§ **Task objective**
Down to the final line, print the records again exactly.

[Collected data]
________________

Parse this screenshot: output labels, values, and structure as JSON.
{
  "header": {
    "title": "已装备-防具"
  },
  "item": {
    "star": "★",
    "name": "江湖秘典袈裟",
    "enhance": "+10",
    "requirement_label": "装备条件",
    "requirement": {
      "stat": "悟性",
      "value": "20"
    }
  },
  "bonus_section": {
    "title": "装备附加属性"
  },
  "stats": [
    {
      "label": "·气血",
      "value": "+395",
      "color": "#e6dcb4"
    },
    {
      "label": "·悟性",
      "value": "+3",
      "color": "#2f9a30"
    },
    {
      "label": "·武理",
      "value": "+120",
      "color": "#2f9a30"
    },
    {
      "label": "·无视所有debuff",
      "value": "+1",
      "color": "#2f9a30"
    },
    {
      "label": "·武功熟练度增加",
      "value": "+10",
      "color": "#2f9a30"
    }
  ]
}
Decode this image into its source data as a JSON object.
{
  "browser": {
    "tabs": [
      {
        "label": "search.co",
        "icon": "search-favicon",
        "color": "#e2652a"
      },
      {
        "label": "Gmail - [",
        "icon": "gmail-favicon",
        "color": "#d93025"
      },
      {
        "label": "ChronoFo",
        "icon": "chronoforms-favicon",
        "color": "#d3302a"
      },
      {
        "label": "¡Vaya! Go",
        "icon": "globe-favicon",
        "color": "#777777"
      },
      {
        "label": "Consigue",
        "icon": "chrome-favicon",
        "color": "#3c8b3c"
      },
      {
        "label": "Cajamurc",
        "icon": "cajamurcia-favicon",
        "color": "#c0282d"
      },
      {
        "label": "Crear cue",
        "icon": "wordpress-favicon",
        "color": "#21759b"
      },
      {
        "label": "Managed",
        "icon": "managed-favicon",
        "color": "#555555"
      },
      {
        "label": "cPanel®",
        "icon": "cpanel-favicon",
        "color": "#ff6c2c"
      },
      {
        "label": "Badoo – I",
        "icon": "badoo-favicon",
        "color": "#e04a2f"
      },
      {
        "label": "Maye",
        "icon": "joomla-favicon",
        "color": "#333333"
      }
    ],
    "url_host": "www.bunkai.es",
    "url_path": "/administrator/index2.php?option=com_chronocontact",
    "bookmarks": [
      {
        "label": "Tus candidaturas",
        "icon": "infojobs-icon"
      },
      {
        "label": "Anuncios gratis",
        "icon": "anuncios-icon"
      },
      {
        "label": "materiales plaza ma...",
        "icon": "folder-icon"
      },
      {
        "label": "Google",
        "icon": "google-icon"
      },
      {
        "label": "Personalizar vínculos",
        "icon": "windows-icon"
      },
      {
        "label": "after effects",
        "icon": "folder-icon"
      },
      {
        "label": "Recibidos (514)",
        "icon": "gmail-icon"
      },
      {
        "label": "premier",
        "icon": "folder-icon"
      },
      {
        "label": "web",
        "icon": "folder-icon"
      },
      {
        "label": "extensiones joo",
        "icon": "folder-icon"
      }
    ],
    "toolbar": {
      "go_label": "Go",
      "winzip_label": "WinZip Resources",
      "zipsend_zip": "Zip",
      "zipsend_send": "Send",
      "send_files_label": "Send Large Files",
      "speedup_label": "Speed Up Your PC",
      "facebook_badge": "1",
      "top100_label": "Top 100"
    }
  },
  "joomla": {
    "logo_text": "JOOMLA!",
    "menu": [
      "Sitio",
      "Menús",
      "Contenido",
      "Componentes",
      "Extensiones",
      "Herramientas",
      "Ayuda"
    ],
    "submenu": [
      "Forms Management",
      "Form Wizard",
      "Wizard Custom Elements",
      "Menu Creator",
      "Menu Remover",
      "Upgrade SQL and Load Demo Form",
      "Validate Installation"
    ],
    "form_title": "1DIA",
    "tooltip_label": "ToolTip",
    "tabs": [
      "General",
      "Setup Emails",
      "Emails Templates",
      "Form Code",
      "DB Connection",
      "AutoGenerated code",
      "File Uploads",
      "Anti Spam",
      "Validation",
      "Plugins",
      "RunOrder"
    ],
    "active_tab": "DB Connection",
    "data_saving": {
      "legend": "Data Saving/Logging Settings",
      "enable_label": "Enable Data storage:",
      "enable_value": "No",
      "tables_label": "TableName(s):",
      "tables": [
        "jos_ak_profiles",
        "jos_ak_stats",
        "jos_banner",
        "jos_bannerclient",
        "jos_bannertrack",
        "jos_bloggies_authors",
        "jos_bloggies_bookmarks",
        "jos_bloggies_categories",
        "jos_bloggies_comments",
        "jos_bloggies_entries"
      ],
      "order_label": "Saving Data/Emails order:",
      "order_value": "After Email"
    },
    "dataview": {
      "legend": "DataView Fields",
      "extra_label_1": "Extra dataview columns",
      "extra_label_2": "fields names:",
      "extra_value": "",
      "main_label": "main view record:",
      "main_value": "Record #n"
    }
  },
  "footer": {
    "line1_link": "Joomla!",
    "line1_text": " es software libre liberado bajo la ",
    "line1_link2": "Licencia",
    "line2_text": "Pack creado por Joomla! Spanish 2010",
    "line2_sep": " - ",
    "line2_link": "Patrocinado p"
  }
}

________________

§ **Output below**
Parse this screenshot: output labels, values, and structure as JSON.
{
  "header": {
    "title": "已装备-防具"
  },
  "item": {
    "star": "★",
    "name": "江湖秘典袈裟",
    "enhance": "+10",
    "requirement_label": "装备条件",
    "requirement": {
      "stat": "悟性",
      "value": "20"
    }
  },
  "bonus_section": {
    "title": "装备附加属性"
  },
  "stats": [
    {
      "label": "·气血",
      "value": "+395",
      "color": "#e6dcb4"
    },
    {
      "label": "·悟性",
      "value": "+3",
      "color": "#2f9a30"
    },
    {
      "label": "·武理",
      "value": "+120",
      "color": "#2f9a30"
    },
    {
      "label": "·无视所有debuff",
      "value": "+1",
      "color": "#2f9a30"
    },
    {
      "label": "·武功熟练度增加",
      "value": "+10",
      "color": "#2f9a30"
    }
  ]
}
Decode this image into its source data as a JSON object.
{
  "browser": {
    "tabs": [
      {
        "label": "search.co",
        "icon": "search-favicon",
        "color": "#e2652a"
      },
      {
        "label": "Gmail - [",
        "icon": "gmail-favicon",
        "color": "#d93025"
      },
      {
        "label": "ChronoFo",
        "icon": "chronoforms-favicon",
        "color": "#d3302a"
      },
      {
        "label": "¡Vaya! Go",
        "icon": "globe-favicon",
        "color": "#777777"
      },
      {
        "label": "Consigue",
        "icon": "chrome-favicon",
        "color": "#3c8b3c"
      },
      {
        "label": "Cajamurc",
        "icon": "cajamurcia-favicon",
        "color": "#c0282d"
      },
      {
        "label": "Crear cue",
        "icon": "wordpress-favicon",
        "color": "#21759b"
      },
      {
        "label": "Managed",
        "icon": "managed-favicon",
        "color": "#555555"
      },
      {
        "label": "cPanel®",
        "icon": "cpanel-favicon",
        "color": "#ff6c2c"
      },
      {
        "label": "Badoo – I",
        "icon": "badoo-favicon",
        "color": "#e04a2f"
      },
      {
        "label": "Maye",
        "icon": "joomla-favicon",
        "color": "#333333"
      }
    ],
    "url_host": "www.bunkai.es",
    "url_path": "/administrator/index2.php?option=com_chronocontact",
    "bookmarks": [
      {
        "label": "Tus candidaturas",
        "icon": "infojobs-icon"
      },
      {
        "label": "Anuncios gratis",
        "icon": "anuncios-icon"
      },
      {
        "label": "materiales plaza ma...",
        "icon": "folder-icon"
      },
      {
        "label": "Google",
        "icon": "google-icon"
      },
      {
        "label": "Personalizar vínculos",
        "icon": "windows-icon"
      },
      {
        "label": "after effects",
        "icon": "folder-icon"
      },
      {
        "label": "Recibidos (514)",
        "icon": "gmail-icon"
      },
      {
        "label": "premier",
        "icon": "folder-icon"
      },
      {
        "label": "web",
        "icon": "folder-icon"
      },
      {
        "label": "extensiones joo",
        "icon": "folder-icon"
      }
    ],
    "toolbar": {
      "go_label": "Go",
      "winzip_label": "WinZip Resources",
      "zipsend_zip": "Zip",
      "zipsend_send": "Send",
      "send_files_label": "Send Large Files",
      "speedup_label": "Speed Up Your PC",
      "facebook_badge": "1",
      "top100_label": "Top 100"
    }
  },
  "joomla": {
    "logo_text": "JOOMLA!",
    "menu": [
      "Sitio",
      "Menús",
      "Contenido",
      "Componentes",
      "Extensiones",
      "Herramientas",
      "Ayuda"
    ],
    "submenu": [
      "Forms Management",
      "Form Wizard",
      "Wizard Custom Elements",
      "Menu Creator",
      "Menu Remover",
      "Upgrade SQL and Load Demo Form",
      "Validate Installation"
    ],
    "form_title": "1DIA",
    "tooltip_label": "ToolTip",
    "tabs": [
      "General",
      "Setup Emails",
      "Emails Templates",
      "Form Code",
      "DB Connection",
      "AutoGenerated code",
      "File Uploads",
      "Anti Spam",
      "Validation",
      "Plugins",
      "RunOrder"
    ],
    "active_tab": "DB Connection",
    "data_saving": {
      "legend": "Data Saving/Logging Settings",
      "enable_label": "Enable Data storage:",
      "enable_value": "No",
      "tables_label": "TableName(s):",
      "tables": [
        "jos_ak_profiles",
        "jos_ak_stats",
        "jos_banner",
        "jos_bannerclient",
        "jos_bannertrack",
        "jos_bloggies_authors",
        "jos_bloggies_bookmarks",
        "jos_bloggies_categories",
        "jos_bloggies_comments",
        "jos_bloggies_entries"
      ],
      "order_label": "Saving Data/Emails order:",
      "order_value": "After Email"
    },
    "dataview": {
      "legend": "DataView Fields",
      "extra_label_1": "Extra dataview columns",
      "extra_label_2": "fields names:",
      "extra_value": "",
      "main_label": "main view record:",
      "main_value": "Record #n"
    }
  },
  "footer": {
    "line1_link": "Joomla!",
    "line1_text": " es software libre liberado bajo la ",
    "line1_link2": "Licencia",
    "line2_text": "Pack creado por Joomla! Spanish 2010",
    "line2_sep": " - ",
    "line2_link": "Patrocinado p"
  }
}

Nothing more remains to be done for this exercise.